"I can't connect that to her. I wouldn’t do that. That'd be unfair," he said.
The closing weeks of the Senate contest — the last of the lengthy primary season — have been dogged by racial issues.
The Jackson Free-Press reported on Friday that Hyde-Smith had attended Lawrence County Academy in Brookhaven, Mississippi, during the 1970s. The now-shuttered school — one of the so-called "segregation academies" — was founded in 1970 to flout an order to integrate the state's schools and had a confederate general mascot, according to the local weekly.
In their debate last week, Espy accused Hyde-Smith of having given Mississippi "another black eye" on racial issues.
The Republican incumbent said her public hanging comment "was twisted, was turned into a weapon to be used against me." If anyone was offended, Hyde-Smith said, "I certainly apologize."
Espy shot back.
"No one twisted your comments," he said at the debate. "They came out of your mouth. I don't know what's in your heart — but we all know what came out of your mouth...It's caused our state harm. It's given our state another black eye that we don't need."
Because of the state's racially motivated killings — Mississippi lead the nation for lynchings in the decades after the Civil War — Democrats and civil rights advocates have ripped into Hyde-Smith.

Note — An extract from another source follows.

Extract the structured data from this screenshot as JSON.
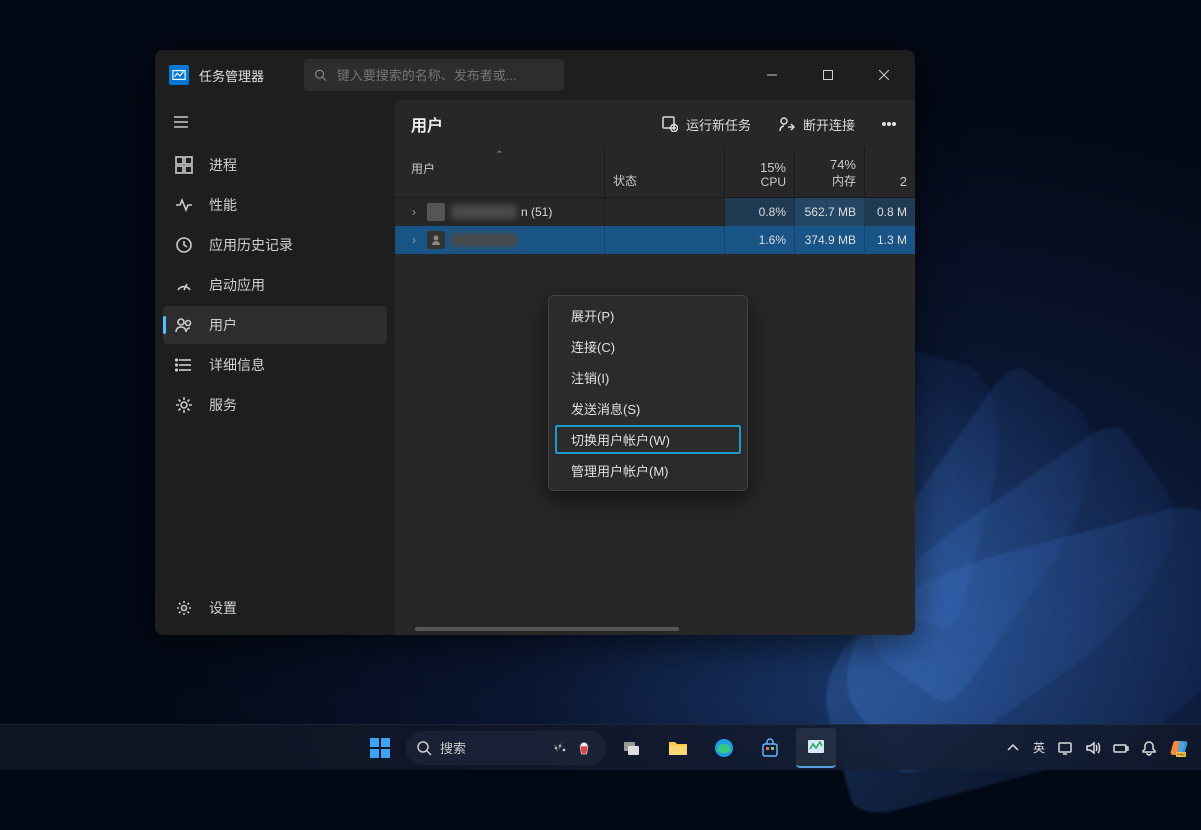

President Donald Trump is scheduled to campaign at two stops for Hyde-Smith later Monday. In a tweet on Sunday encouraging voters to cast their ballots for the GOP candidate, Trump wrote Hyde-Smith is "respected by all. We need her in Washington! Thanks!"